Domestic Violence Survivors Describe Their Lifelong Recovery Journey

By Danica Ceballos


Love can turn ugly. Domestic violence can happen to anyone, regardless of sex, ethnicity, age, class and location.

As Domestic Violence Awareness Month is commemorated throughout October, the National Coalition Against Domestic Violence is reminding citizens that domestic violence remains one of the most underreported crimes in the United States.

“It’s really hard to collect data,” said Los Angeles County Domestic Violence Council Executive Director Olivia Rodriguez. “The information doesn’t encompass everything because a lot of people will not report violence.”

Some of the reasons why domestic violence is underreported include mental health struggles, economic instability and fears that reporting an abuser could separate the family. It can also be difficult for survivors to find help even if they do report the crimes because there are a lack of resources.

Walking away from a violent relationship can be one of the hardest things to do.

“We’ve got to let women know, ‘You can get out,’” said Ronda Minks, an Alexandria House employee. “It’s much better to get out than to live a life of fear.”

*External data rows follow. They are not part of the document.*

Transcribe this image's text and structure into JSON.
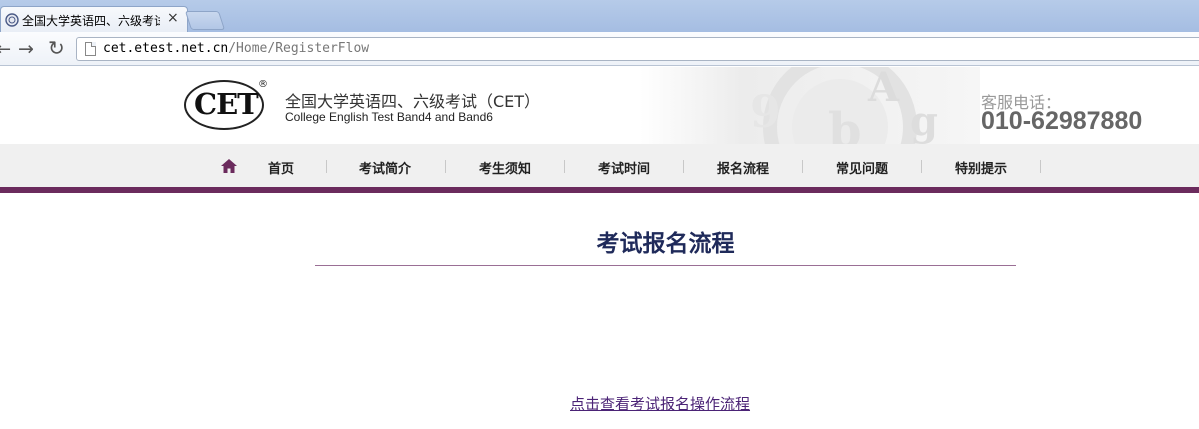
{
  "browser": {
    "tab_title": "全国大学英语四、六级考试",
    "close_glyph": "×",
    "url_host": "cet.etest.net.cn",
    "url_path": "/Home/RegisterFlow"
  },
  "header": {
    "logo_text": "CET",
    "logo_registered": "®",
    "title": "全国大学英语四、六级考试（CET）",
    "subtitle": "College English Test Band4 and Band6",
    "hotline_label": "客服电话：",
    "hotline_number": "010-62987880",
    "deco_letters": [
      "A",
      "b",
      "g",
      "9"
    ]
  },
  "nav": {
    "items": [
      {
        "label": "首页"
      },
      {
        "label": "考试简介"
      },
      {
        "label": "考生须知"
      },
      {
        "label": "考试时间"
      },
      {
        "label": "报名流程"
      },
      {
        "label": "常见问题"
      },
      {
        "label": "特别提示"
      }
    ]
  },
  "main": {
    "title": "考试报名流程",
    "link_text": "点击查看考试报名操作流程"
  },
  "colors": {
    "nav_accent": "#6b2b5d",
    "title_color": "#1f2a5a",
    "link_color": "#4b2376"
  }
}
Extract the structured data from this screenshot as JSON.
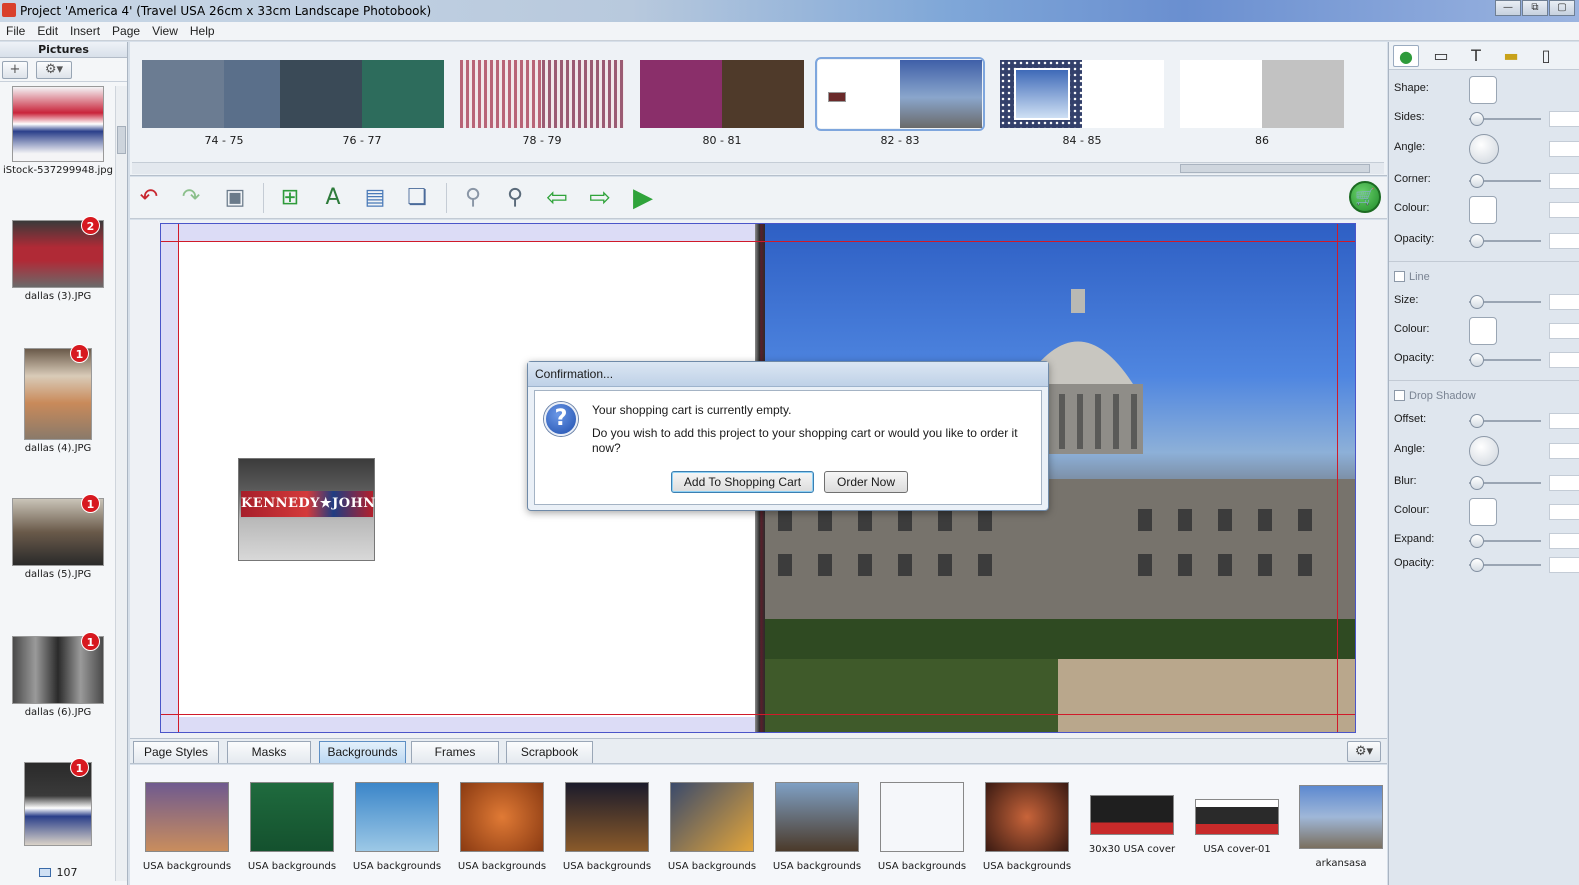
{
  "window": {
    "title": "Project 'America 4' (Travel USA 26cm x 33cm Landscape Photobook)",
    "buttons": [
      "—",
      "⧉",
      "▢"
    ]
  },
  "menu": [
    "File",
    "Edit",
    "Insert",
    "Page",
    "View",
    "Help"
  ],
  "sidebar": {
    "header": "Pictures",
    "add_button": "+",
    "options_button": "⚙▾",
    "pictures": [
      {
        "label": "iStock-537299948.jpg",
        "badge": ""
      },
      {
        "label": "dallas (3).JPG",
        "badge": "2"
      },
      {
        "label": "dallas (4).JPG",
        "badge": "1"
      },
      {
        "label": "dallas (5).JPG",
        "badge": "1"
      },
      {
        "label": "dallas (6).JPG",
        "badge": "1"
      },
      {
        "label": "",
        "badge": "1"
      }
    ],
    "count": "107"
  },
  "spreads": [
    {
      "label": "74 - 75",
      "colors": [
        "#6b7c92",
        "#5a6f8a"
      ]
    },
    {
      "label": "76 - 77",
      "colors": [
        "#3a4a57",
        "#2d6c5c"
      ]
    },
    {
      "label": "78 - 79",
      "colors": [
        "#b86477",
        "#9b5b73"
      ]
    },
    {
      "label": "80 - 81",
      "colors": [
        "#8a2f6a",
        "#4f3a2a"
      ]
    },
    {
      "label": "82 - 83",
      "colors": [
        "#ffffff",
        "#3f5fa8"
      ]
    },
    {
      "label": "84 - 85",
      "colors": [
        "#33406b",
        "#ffffff"
      ]
    },
    {
      "label": "86",
      "colors": [
        "#ffffff",
        "#c2c2c2"
      ]
    }
  ],
  "dialog": {
    "title": "Confirmation...",
    "message1": "Your shopping cart is currently empty.",
    "message2": "Do you wish to add this project to your shopping cart or would you like to order it now?",
    "add_button": "Add To Shopping Cart",
    "order_button": "Order Now"
  },
  "canvas": {
    "sign_text": "KENNEDY★JOHNSON"
  },
  "tabs": [
    "Page Styles",
    "Masks",
    "Backgrounds",
    "Frames",
    "Scrapbook"
  ],
  "active_tab": "Backgrounds",
  "gallery": [
    {
      "label": "USA backgrounds",
      "colors": [
        "#6f5a8f",
        "#c98d5d"
      ]
    },
    {
      "label": "USA backgrounds",
      "colors": [
        "#1f6b3e",
        "#14512e"
      ]
    },
    {
      "label": "USA backgrounds",
      "colors": [
        "#3b86c9",
        "#9cc8e6"
      ]
    },
    {
      "label": "USA backgrounds",
      "colors": [
        "#d06a2a",
        "#8a3a12"
      ]
    },
    {
      "label": "USA backgrounds",
      "colors": [
        "#1b1b2b",
        "#8a5a2a"
      ]
    },
    {
      "label": "USA backgrounds",
      "colors": [
        "#e3a53a",
        "#3a4a6b"
      ]
    },
    {
      "label": "USA backgrounds",
      "colors": [
        "#7fa0c4",
        "#4b3a2a"
      ]
    },
    {
      "label": "USA backgrounds",
      "colors": [
        "#2a3f8a",
        "#c82a2a"
      ]
    },
    {
      "label": "USA backgrounds",
      "colors": [
        "#3a1a12",
        "#c8643a"
      ]
    },
    {
      "label": "30x30 USA cover",
      "colors": [
        "#1f1f1f",
        "#c82a2a"
      ]
    },
    {
      "label": "USA cover-01",
      "colors": [
        "#ffffff",
        "#c82a2a"
      ]
    },
    {
      "label": "arkansasa",
      "colors": [
        "#5d89d0",
        "#7a6f5f"
      ]
    }
  ],
  "props": {
    "shape": "Shape:",
    "sides": "Sides:",
    "angle": "Angle:",
    "corner": "Corner:",
    "colour": "Colour:",
    "opacity": "Opacity:",
    "line_section": "Line",
    "size": "Size:",
    "drop_shadow_section": "Drop Shadow",
    "offset": "Offset:",
    "blur": "Blur:",
    "expand": "Expand:"
  },
  "colors": {
    "accent": "#7ea6dd",
    "guide": "#d01a2a",
    "badge": "#d71920"
  }
}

Los Angeles county has just 15 government-funded domestic violence shelters, according to the Los Angeles County Domestic Violence Council. The numbers have decreased in the last 10 years because of a redistribution of funds to other groups such as veterans. In addition to these government facilities, there are other shelters that receive private funding and rely on volunteers and small staffs to help support survivors of domestic violence and their families.

Some transitional homeless shelters provide care for survivors, but they may have various requirements. These requirements may include only accepting pregnant survivors or single women. One of the most difficult types of shelters to find are places that accept women and her children.

One of the shelters that offers this option is Alexandria House in Los Angeles. The two-house, nine-bedroom shelter helps women and children get back on their feet by helping them find a home, a job and setting up a detailed plan to accomplish their personal goals in the near-future.

Unlike most government shelters that only allow residents to stay for 30 days, Alexandria House allows women and children to live at the facility for up to two years. However, this option makes makes it difficult for the facility to bring in new women and families because of a lack of space.

“A lot of our phone calls are a lot of moms that are desperate for housing,” explained Alexandria House Associate Director Sunnie Yanez. “The hardest part is to turn people away.”

The acceptance process for Alexandria House is not easy. Potential residents have to meet with employees for a series of interviews. Despite the challenge of getting in, once accepted, most women at Alexandria House describe it as “welcoming” and “home.”

“They showed me, ‘We’re not giving up on you no matter what you do. … We’re going to love you until you love yourself. And even then, we’re still going to love you,’” said Willa Habersham, a former resident at Alexandria House.

The shelter focuses on teaching women how to care for themselves and their children. Residents rotate cooking dinner for everyone in the shelter throughout the week. The women and their families are highly encouraged to attend these dinners to visit with each other.

After residents move out of Alexandria House, they are always welcomed back for past resident meetings and other community events for themselves and their families. The shelter works with the children of survivors by providing childcare, therapy, tutoring and other programs. Many of the women and their families visit often and keep the community and support alive.

Some of Alexandria House’s employees and former residents shared their stories and the ways that shelters like Alexandria House redirect and inspire women to strive for a better life.